++++ Listed entries ++++

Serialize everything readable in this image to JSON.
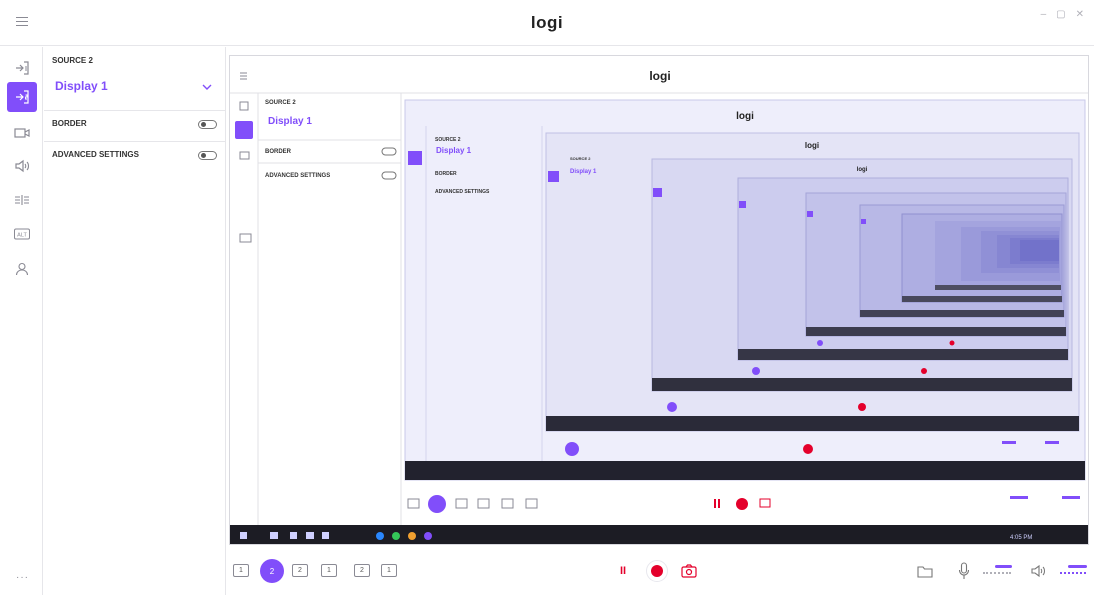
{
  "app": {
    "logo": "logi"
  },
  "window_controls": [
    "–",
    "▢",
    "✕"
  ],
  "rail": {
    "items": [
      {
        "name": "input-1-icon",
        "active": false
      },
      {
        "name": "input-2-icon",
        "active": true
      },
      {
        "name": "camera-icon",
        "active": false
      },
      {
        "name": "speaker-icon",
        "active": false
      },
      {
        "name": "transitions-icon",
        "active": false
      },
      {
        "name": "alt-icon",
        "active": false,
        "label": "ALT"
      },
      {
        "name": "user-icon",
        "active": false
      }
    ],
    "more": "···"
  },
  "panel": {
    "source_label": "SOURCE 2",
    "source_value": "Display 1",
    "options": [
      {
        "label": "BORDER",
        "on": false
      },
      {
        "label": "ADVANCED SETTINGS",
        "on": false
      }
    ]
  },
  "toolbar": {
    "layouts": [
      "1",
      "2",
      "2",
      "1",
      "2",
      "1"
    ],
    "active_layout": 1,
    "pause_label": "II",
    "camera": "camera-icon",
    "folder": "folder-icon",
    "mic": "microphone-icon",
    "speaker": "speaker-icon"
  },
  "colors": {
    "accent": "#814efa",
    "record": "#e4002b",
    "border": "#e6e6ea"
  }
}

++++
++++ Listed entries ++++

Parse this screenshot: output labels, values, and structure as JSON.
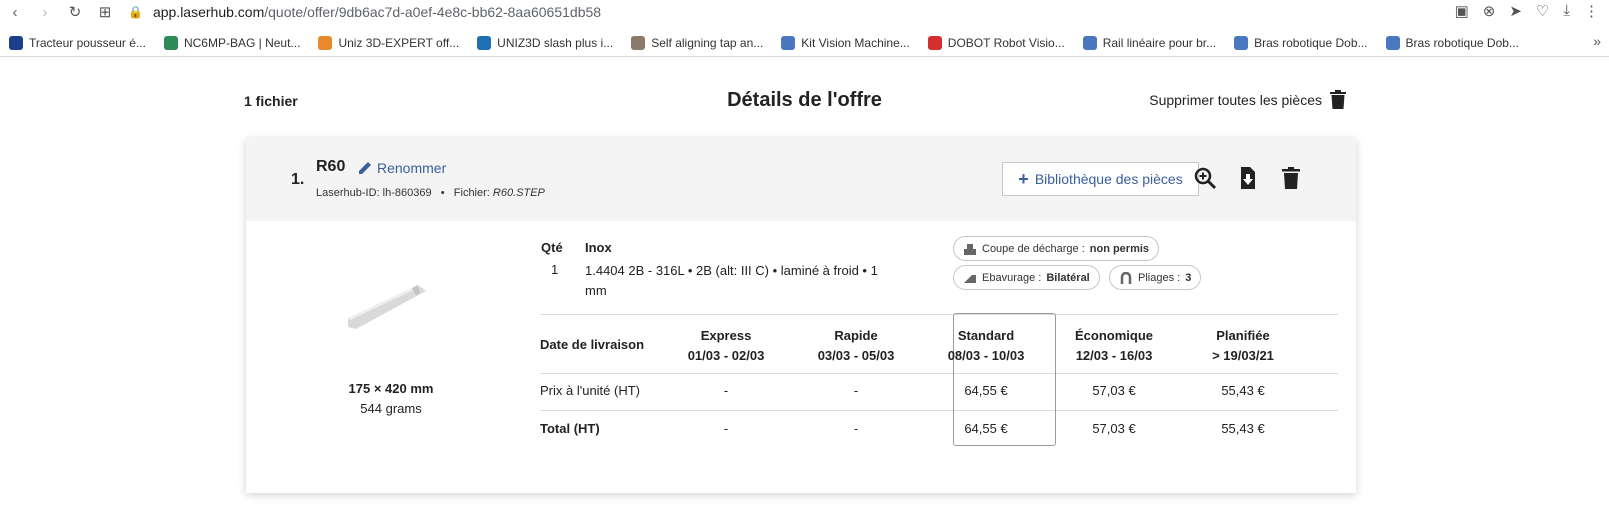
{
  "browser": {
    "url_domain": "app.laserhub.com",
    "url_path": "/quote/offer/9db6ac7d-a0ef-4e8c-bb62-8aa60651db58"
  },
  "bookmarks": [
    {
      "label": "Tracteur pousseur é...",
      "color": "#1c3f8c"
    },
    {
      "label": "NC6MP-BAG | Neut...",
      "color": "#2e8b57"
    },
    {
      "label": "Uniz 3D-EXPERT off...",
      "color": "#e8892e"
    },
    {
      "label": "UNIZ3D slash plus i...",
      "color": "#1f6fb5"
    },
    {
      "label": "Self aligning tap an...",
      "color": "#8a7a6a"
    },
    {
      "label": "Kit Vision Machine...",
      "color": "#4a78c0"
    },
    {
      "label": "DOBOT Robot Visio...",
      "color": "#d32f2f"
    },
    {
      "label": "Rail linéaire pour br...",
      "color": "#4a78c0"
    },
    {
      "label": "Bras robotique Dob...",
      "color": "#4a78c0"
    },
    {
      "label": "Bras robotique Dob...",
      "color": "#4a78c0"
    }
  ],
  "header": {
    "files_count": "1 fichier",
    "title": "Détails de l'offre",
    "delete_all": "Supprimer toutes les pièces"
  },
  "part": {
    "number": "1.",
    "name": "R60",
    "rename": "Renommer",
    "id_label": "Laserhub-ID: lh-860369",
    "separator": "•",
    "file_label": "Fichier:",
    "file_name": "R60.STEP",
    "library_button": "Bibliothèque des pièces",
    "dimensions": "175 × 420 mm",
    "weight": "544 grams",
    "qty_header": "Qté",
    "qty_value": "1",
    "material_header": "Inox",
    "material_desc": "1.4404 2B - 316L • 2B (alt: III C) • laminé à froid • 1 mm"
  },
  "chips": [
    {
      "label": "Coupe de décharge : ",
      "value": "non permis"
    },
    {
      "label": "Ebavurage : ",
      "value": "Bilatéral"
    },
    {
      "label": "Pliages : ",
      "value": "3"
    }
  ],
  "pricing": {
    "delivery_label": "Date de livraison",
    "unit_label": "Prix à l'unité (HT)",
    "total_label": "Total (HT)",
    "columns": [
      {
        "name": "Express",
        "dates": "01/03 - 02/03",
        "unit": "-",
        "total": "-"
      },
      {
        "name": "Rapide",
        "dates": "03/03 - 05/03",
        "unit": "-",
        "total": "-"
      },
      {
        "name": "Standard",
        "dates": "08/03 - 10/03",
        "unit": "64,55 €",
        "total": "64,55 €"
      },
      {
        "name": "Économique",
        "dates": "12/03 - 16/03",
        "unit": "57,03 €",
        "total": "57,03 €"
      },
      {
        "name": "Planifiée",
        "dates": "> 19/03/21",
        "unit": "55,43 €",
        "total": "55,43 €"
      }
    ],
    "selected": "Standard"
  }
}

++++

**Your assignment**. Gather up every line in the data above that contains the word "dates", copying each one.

**Answer below**.
        "dates": "01/03 - 02/03",
        "dates": "03/03 - 05/03",
        "dates": "08/03 - 10/03",
        "dates": "12/03 - 16/03",
        "dates": "> 19/03/21",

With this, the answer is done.